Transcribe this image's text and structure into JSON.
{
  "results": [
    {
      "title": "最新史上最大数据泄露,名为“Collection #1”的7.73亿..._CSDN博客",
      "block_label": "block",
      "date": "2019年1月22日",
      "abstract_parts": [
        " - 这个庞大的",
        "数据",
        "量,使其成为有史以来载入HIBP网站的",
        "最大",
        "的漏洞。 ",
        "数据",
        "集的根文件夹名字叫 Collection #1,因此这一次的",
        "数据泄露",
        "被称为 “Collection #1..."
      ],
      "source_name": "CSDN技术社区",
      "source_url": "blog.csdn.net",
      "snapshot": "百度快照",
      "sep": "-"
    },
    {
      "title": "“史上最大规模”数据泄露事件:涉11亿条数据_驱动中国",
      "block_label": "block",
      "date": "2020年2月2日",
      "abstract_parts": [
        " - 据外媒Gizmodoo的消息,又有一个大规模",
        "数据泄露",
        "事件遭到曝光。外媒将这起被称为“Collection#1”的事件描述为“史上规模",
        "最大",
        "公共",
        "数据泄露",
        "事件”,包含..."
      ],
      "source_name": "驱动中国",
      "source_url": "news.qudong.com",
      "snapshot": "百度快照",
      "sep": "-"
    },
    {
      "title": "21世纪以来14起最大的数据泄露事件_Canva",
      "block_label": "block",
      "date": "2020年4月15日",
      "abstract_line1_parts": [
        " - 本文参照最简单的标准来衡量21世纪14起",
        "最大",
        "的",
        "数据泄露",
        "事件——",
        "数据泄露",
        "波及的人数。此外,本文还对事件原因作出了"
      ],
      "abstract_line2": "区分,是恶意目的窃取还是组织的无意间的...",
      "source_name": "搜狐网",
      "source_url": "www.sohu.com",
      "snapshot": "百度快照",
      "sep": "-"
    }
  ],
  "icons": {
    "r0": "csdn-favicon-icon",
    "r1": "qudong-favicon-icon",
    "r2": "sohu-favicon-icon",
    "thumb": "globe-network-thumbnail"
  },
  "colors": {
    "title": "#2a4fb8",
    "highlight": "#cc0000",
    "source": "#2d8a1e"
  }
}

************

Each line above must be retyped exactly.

Transcribe this image's text and structure into JSON.
{
  "results": [
    {
      "title": "最新史上最大数据泄露,名为“Collection #1”的7.73亿..._CSDN博客",
      "block_label": "block",
      "date": "2019年1月22日",
      "abstract_parts": [
        " - 这个庞大的",
        "数据",
        "量,使其成为有史以来载入HIBP网站的",
        "最大",
        "的漏洞。 ",
        "数据",
        "集的根文件夹名字叫 Collection #1,因此这一次的",
        "数据泄露",
        "被称为 “Collection #1..."
      ],
      "source_name": "CSDN技术社区",
      "source_url": "blog.csdn.net",
      "snapshot": "百度快照",
      "sep": "-"
    },
    {
      "title": "“史上最大规模”数据泄露事件:涉11亿条数据_驱动中国",
      "block_label": "block",
      "date": "2020年2月2日",
      "abstract_parts": [
        " - 据外媒Gizmodoo的消息,又有一个大规模",
        "数据泄露",
        "事件遭到曝光。外媒将这起被称为“Collection#1”的事件描述为“史上规模",
        "最大",
        "公共",
        "数据泄露",
        "事件”,包含..."
      ],
      "source_name": "驱动中国",
      "source_url": "news.qudong.com",
      "snapshot": "百度快照",
      "sep": "-"
    },
    {
      "title": "21世纪以来14起最大的数据泄露事件_Canva",
      "block_label": "block",
      "date": "2020年4月15日",
      "abstract_line1_parts": [
        " - 本文参照最简单的标准来衡量21世纪14起",
        "最大",
        "的",
        "数据泄露",
        "事件——",
        "数据泄露",
        "波及的人数。此外,本文还对事件原因作出了"
      ],
      "abstract_line2": "区分,是恶意目的窃取还是组织的无意间的...",
      "source_name": "搜狐网",
      "source_url": "www.sohu.com",
      "snapshot": "百度快照",
      "sep": "-"
    }
  ],
  "icons": {
    "r0": "csdn-favicon-icon",
    "r1": "qudong-favicon-icon",
    "r2": "sohu-favicon-icon",
    "thumb": "globe-network-thumbnail"
  },
  "colors": {
    "title": "#2a4fb8",
    "highlight": "#cc0000",
    "source": "#2d8a1e"
  }
}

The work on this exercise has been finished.